"For the first time in the history of humanity, we now have access to tools that will let us control our genetic future."
— Ilya Finkelstein, University of Texas-Austin

Go deeper:

Go deeper

Updated 33 mins ago - Axios Twin Cities

In photos: Twin Cities on edge after Daunte Wright shooting

Police officers form a line as they face off with demonstrators protesting the death of Daunte Wright outside the Brooklyn Center police station on April 12 in Brooklyn Center, Minnesota. Photo by Scott Olson/Getty Images

There were tense scenes in the Twin Cities suburb of Brooklyn Center Monday night, after demonstrators defied a 7 p.m. curfew to protest for a second night the fatal police shooting of Daunte Wright.

The big picture: The curfew was announced following a night of protests and unrest over the killing of Wright, 20, during a traffic stop Sunday. Following peaceful protests and a daytime vigil, police again deployed tear gas during clashes with protesters Monday night, according to reporters on the scene.

Japan to release Fukushima water into sea

People near storage tanks for radioactive water at the Fukushima Dai-ichi nuclear power plant in Okuma, Fukushima Prefecture, Japan, in 2020. Photo: Tomohiro Ohsumi/Getty Images

Japan's government on Tuesday announced plans to release more than 1 million metric tons of contaminated water from the destroyed Fukushima nuclear plant into the Pacific Ocean following a treatment process.

Why it matters: While the Biden administration has said Japan appears to have met globally accepted nuclear safety standards, officials in South Korea, China and Taiwan, local residents, those in the fishing industry and green groups oppose the plans, due to begin in about two years, per the Guardian.

In photos: Life along the U.S.-Mexico border

Children at the border of the Puerto de Anapra colonia of Ciudad Juárez, Mexico, hang on a border fence and look to Sunland Park, N.M. Photo: Russell Contreras/Axios

Axios traveled to McAllen and El Paso, Texas, and Ciudad Juárez, Mexico, to see how the communities are responding to an increase of migrants from Central America.

Of note: The region in South and West Texas are among the poorest in the nation and rarely are the regions covered in depth beyond the soundbites and press conference.
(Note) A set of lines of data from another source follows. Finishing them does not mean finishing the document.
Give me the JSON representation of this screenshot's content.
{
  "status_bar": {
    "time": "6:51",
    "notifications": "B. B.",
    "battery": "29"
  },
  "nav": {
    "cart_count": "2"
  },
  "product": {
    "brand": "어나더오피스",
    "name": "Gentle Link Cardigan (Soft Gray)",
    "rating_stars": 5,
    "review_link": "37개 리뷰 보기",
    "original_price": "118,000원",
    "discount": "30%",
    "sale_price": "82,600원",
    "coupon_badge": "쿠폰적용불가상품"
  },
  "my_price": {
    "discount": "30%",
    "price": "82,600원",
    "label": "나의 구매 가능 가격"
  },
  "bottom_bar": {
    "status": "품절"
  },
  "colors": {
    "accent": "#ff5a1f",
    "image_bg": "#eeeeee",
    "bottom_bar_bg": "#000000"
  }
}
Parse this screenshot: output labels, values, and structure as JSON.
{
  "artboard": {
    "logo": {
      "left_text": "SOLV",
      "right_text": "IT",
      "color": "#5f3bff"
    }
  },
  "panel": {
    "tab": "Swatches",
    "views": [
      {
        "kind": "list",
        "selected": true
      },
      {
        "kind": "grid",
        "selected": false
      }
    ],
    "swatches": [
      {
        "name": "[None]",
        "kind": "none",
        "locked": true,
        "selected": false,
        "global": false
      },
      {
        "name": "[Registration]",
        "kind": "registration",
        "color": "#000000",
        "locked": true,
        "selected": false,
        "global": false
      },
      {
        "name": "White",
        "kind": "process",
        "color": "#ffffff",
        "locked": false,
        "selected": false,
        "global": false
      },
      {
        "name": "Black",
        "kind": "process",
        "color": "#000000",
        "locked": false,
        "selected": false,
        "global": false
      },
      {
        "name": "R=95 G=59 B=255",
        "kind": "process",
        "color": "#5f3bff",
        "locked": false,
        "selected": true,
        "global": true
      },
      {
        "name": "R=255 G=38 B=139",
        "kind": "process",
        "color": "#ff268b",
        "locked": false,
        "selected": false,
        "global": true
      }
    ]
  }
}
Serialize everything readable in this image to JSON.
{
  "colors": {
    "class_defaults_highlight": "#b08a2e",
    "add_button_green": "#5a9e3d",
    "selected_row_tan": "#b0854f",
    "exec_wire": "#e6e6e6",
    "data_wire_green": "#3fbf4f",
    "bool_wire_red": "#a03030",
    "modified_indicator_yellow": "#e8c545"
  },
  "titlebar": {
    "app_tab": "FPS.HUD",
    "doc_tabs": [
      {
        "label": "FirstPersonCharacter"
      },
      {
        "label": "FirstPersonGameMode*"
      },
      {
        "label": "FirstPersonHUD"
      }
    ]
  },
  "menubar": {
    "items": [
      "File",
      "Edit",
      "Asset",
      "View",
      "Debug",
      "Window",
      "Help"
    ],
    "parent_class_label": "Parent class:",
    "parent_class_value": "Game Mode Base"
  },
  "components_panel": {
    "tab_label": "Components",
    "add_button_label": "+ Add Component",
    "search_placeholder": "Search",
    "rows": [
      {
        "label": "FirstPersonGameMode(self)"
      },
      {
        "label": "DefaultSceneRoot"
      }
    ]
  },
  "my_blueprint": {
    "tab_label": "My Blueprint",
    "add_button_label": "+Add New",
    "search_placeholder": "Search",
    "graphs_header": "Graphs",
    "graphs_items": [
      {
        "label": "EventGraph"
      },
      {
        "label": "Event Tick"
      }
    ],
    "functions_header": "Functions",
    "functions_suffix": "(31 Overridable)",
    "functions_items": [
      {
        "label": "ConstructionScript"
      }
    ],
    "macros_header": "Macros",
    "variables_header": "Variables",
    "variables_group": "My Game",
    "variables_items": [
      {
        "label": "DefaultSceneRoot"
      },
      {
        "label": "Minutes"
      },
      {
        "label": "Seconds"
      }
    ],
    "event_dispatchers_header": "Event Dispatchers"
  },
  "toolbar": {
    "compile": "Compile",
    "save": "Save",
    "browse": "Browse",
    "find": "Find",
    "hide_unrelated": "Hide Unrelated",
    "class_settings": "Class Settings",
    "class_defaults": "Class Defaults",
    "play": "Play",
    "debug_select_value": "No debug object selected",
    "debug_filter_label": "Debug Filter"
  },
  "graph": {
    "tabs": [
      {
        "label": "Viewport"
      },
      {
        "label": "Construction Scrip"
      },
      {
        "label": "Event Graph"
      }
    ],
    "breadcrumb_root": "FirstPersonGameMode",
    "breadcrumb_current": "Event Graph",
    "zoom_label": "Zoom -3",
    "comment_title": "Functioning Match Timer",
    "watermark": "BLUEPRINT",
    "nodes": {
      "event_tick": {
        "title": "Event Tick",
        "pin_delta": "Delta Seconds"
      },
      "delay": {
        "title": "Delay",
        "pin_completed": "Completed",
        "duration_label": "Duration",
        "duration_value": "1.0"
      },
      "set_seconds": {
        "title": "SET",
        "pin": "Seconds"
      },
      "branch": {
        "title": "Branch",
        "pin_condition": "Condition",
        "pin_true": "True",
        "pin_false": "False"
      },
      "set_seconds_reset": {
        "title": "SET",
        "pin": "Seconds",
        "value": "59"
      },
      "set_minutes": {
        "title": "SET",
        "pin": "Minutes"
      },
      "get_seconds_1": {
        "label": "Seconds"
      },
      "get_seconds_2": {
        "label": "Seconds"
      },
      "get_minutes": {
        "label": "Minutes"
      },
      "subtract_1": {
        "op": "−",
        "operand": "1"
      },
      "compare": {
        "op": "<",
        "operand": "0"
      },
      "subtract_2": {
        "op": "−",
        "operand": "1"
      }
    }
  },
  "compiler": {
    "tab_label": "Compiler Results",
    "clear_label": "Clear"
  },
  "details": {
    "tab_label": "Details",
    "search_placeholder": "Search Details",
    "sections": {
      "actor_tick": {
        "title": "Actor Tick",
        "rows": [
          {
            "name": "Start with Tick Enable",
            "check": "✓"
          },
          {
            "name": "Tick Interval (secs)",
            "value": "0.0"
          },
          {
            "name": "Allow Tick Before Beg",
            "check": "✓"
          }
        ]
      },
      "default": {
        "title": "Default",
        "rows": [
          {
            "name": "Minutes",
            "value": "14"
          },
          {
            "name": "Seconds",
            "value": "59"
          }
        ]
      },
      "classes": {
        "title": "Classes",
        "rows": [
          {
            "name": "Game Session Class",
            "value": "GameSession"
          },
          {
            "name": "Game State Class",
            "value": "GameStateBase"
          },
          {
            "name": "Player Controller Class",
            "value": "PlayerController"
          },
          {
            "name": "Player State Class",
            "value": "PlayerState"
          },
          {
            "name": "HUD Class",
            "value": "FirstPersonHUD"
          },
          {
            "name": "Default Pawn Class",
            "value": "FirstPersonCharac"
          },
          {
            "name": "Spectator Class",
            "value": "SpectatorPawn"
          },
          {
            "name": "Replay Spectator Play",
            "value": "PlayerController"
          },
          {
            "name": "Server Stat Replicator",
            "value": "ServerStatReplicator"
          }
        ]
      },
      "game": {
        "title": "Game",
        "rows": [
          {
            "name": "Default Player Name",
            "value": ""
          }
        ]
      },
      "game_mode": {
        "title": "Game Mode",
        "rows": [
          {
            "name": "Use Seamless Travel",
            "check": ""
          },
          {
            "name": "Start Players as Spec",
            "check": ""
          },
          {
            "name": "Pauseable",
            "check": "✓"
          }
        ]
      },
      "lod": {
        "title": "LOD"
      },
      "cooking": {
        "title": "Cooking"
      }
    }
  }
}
Axios reporters Stef Kight and Russell Contreras walked the streets of McAllen, El Paso, Texas, and Ciudad Juárez to record images that struck them.